Tim Mulvihill (UAFS Research Station) & Jami Lockhart (Computer Services Program)
A few local volunteers in Greenwood, Arkansas worked many hours to reclaim a piece of the past. The Norwood – Mt. Olive cemetery, which had been taken over by briars and undergrowth, is once again uncovered. In uncovering the cemetery, these volunteers also brought to light again the remarkable history of the family who started the cemetery. Henry Norwood was born a slave in North Carolina in 1850 (his surname being the same as his owner). The Norwoods left North Carolina, finally settling in Sevier County, Arkansas prior to the Civil War, where the Norwood Plantation was established near Horatio. After emancipation, Henry and his brother walked north finding work and settling in the Greenwood area. Other members of Henry’s family came later to settle with them. The cemetery and adjacent Mt. Olive African Methodist Episcopal Church were located on the homestead of Jim and Fannie Norwood (Henry’s nephew and niece). Henry Norwood, along with his family, was well respected in the community:
“Let us look some more at this marvelous man. Why was he so loved and respected by the young and old of both races? How did he become so useful in life? Who taught him how to make friends and influence people? It is hard to find the full answers to these questions. He belonged to neither church nor lodge. He did not "profess religion" until late in life. He was clean and decent in person and speech. He could almost match Lincoln with homely stories and apt illustrations. He went about quietly serving good causes. He directed many a young person away from evil and harm. He knew how to put his own in their proper places while causing others to do right and respect one another.
This man was noted for teaching many young men and boys throughout the country how to hunt, fish, swim, play ball and ride horses. He was a somewhat self-appointed manager coach, and umpire of much of our rustic games. He knew the wild things that grew and lived in nature. Out of this younger set there were those who became professional people and public officials. The remainder became better than average citizens. The hero of this story had no small share in it all. This was evident, especially among his own children, as well as the good results so apparent among others of both races. Moreover, the mature men of importance of the area, from constables to our congressman, liked for Henry to be with them during their "big game" hunting trips. High in the Winding Stair Mountains over in the Indian Territory, now Oklahoma, was their favorite hunting grounds. Being an expert woodsman, he was needed as a guide to keep the hunters, especially those lacking in experience, from getting lost in the trackless mountain forests. These are facts that many now dead knew about, and still some who are living remember quite well.” from The Remarkable Henry Norwood Family of South Sebastian County Arkansas by Oscar Stallings, The Key: Annual Publication of the South Sebastian County Historical Society 10:1.

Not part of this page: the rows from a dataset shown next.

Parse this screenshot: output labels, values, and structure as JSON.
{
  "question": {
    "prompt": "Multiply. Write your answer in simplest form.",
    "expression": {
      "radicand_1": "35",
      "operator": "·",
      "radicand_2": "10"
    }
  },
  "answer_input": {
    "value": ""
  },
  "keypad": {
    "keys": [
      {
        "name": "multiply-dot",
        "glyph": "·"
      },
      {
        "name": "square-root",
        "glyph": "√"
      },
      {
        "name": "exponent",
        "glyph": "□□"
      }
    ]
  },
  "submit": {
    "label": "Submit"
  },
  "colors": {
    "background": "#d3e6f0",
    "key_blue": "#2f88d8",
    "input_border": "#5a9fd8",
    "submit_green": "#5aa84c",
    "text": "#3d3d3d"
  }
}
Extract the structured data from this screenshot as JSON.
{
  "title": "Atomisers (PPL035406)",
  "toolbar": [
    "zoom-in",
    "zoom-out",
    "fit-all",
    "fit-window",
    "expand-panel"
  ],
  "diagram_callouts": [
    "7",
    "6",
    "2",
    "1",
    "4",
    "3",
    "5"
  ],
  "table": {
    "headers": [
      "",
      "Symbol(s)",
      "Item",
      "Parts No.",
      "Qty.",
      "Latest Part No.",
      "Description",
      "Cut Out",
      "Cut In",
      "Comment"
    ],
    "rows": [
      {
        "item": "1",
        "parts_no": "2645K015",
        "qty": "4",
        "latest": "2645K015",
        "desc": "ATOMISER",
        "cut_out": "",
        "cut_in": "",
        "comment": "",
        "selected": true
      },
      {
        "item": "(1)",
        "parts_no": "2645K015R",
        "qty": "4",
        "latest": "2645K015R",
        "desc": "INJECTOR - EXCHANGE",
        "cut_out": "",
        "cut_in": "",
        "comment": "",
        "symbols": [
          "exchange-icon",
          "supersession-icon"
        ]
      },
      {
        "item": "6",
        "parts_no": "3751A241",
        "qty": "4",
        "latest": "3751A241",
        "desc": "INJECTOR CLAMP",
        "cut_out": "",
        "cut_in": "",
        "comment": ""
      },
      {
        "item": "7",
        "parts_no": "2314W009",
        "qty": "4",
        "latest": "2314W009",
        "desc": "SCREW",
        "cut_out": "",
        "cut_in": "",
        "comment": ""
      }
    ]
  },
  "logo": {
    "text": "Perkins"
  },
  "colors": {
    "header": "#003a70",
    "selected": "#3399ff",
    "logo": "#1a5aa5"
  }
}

Greenwood resident Sue Edwards rediscovered the Norwood – Mt. Olive cemetery, and along with her husband Otis, and neighbors Dan and Donna Gladwin, completed the majority of the work clearing the cemetery, along with help from other community members and groups. It should also be noted that this work could not have been done without the cooperation of the landowner – Mrs. Wanza Gann and family.
The Arkansas Archeological Survey played a small part in this story, with Tim Mulvihill of the UA - Fort Smith Research Station making a map of the cemetery and conducting a geophysical survey (remote sensing) of the property using electrical resistivity to help identify the unmarked graves, so that once the cemetery was fenced, it would include all of the possible graves. Dr. Jami Lockhart of the Survey processed and interpreted the electrical resistance data.
The cemetery was rededicated on Sunday June 28, 2015 with two of Henry Norwood’s grandchildren in attendance, along with other family and community members. Donna Goldstein, of the South Sebastian County Historical Society, obtained a grant from the Black History Commission of Arkansas (Curtis H. Sykes Memorial Grant) to provide a fence and plaques for the cemetery. As part of the grant, Goldstein also created a biography and display that will be housed at the Arkansas History Commission. However, the story will not stop here. Greenwood High School is developing a study unit for the history of the Norwood family and the cemetery as part of the curriculum for emancipation in Arkansas. This is a method of teaching referred to as Community-Based Learning, which makes the subject more personally relevant to the students. This way the Norwood family will continue to be remembered and studied in the future.